Exhibitionin New York, NY / United States
Robert Mann Gallery, in conjunction with George Adams Gallery, is pleased to announce two exhibitions of photographs by Doug Biggert. The exhibition encompasses portraits of hitchhikers Biggert has picked up on his travels, predominately along I-80 and Route 49 in Northern California beginning in the early 1970s. The George Adams Gallery exhibition will also include a second series, featuring patrons who frequented Socrates Sandal shop, where Biggert worked, on West Balboa Boulevard in Newport Harbor, CA, from 1968-1972. Over forty snapshots from the Hitchhikers series – which runs to approximately 450 images over almost three decades – will be on view across both galleries. In addition, a small cross-section of the Sandal Shop images will be presented at George Adams Gallery, along with a documentary short produced about the artist, “Beautiful America”, from 2008.
Starting around 1973, Biggert began hosting a twice-weekly late-night jazz program at KVMR, a radio station out of Nevada City, CA. Driving his green VW Bug on his commute to and from San Francisco and later Sacramento, he began picking up hitchhikers for company and taking informal portraits of his passengers. Biggert continued this practice for decades, keeping the photos in a binder in the VW to show his would-be subjects by way of explaining his motives. Over the years the project expanded well beyond his regular commute through the Gold Country with the result that these snapshot portraits capture not only an itinerant population of young teens, college kids, tourists and down and outers, but also the look of an evolving America from the ’70s onward. For decades Biggert has been drawn to the margins of society; his photographic impulses have led him to document countless examples of the kind of visual placeholders that have long signified subcultures such as graffiti, bumper stickers and hand-painted street signs. In life, as in his art, his boundless curiosity is as much the connoisseur’s as the cataloguer, where images are just one facet of the collections he has amassed. Yet while Biggert rarely sought to create a record of a time or a place, by simply being present, he offers an insight into a kind of alternative lifestyle that so defined a generation and a region.

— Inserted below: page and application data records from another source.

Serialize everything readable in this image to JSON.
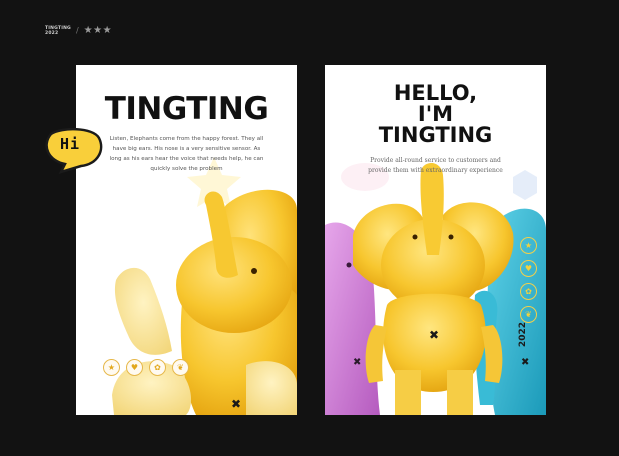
{
  "brand": {
    "line1": "TINGTING",
    "line2": "2022",
    "separator": "/",
    "stars": "★★★"
  },
  "left_card": {
    "title": "TINGTING",
    "description": "Listen, Elephants come from the happy forest. They all have big ears. His nose is a very sensitive sensor. As long as his ears hear the voice that needs help, he can quickly solve the problem",
    "bubble_text": "Hi",
    "icons": [
      "star-icon",
      "heart-icon",
      "flower-icon",
      "butterfly-icon"
    ],
    "icon_glyphs": [
      "★",
      "♥",
      "✿",
      "❦"
    ]
  },
  "right_card": {
    "title_lines": [
      "HELLO,",
      "I'M",
      "TINGTING"
    ],
    "description": "Provide all-round service to customers and provide them with extraordinary experience",
    "icons": [
      "star-icon",
      "heart-icon",
      "flower-icon",
      "butterfly-icon"
    ],
    "icon_glyphs": [
      "★",
      "♥",
      "✿",
      "❦"
    ],
    "year": "2022"
  },
  "colors": {
    "background": "#121212",
    "card": "#ffffff",
    "elephant_yellow": "#f6c72c",
    "elephant_pink": "#d184d6",
    "elephant_blue": "#2ab7d6",
    "text_dark": "#111111"
  }
}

Doug Biggert was born in Evanston, Illinois in 1941 and raised in St Louis, MO, where he attended Principia College and later graduated from Washington University. His first exposure to photography was as a child, when given a camera by his aunt though he didn’t begin photographing in earnest until he was living in California, with the Sandal Shop series. By nature a wanderer, Biggert himself first hitchhiked through the southwest as a teenager and around Europe during a summer abroad while in college. He eventually found his way to California, living first in Balboa, in Orange County, later moving to San Francisco and then Sacramento. The urge to explore never left him however. By his own admission, Biggert has visited all fifty states, in part through his own wanderlust but also through his role as the manager of global distribution of magazines for Tower Records, a position he held from 1978 until 1999. In this capacity, Biggert was hugely influential in improving distribution and exposure for a nascent Zine scene, sometimes supporting publishers directly to see an issue produced.
The George Adams Gallery exhibition, “Hitchhikers and a Sandal Shop”, will be on view through May 7, 2022 at 38 Walker St, New York, NY 10013.
Gallery hours by appointment
Robert Mann Gallery
14 East 80th Street, Penthouse
10075 New York, NY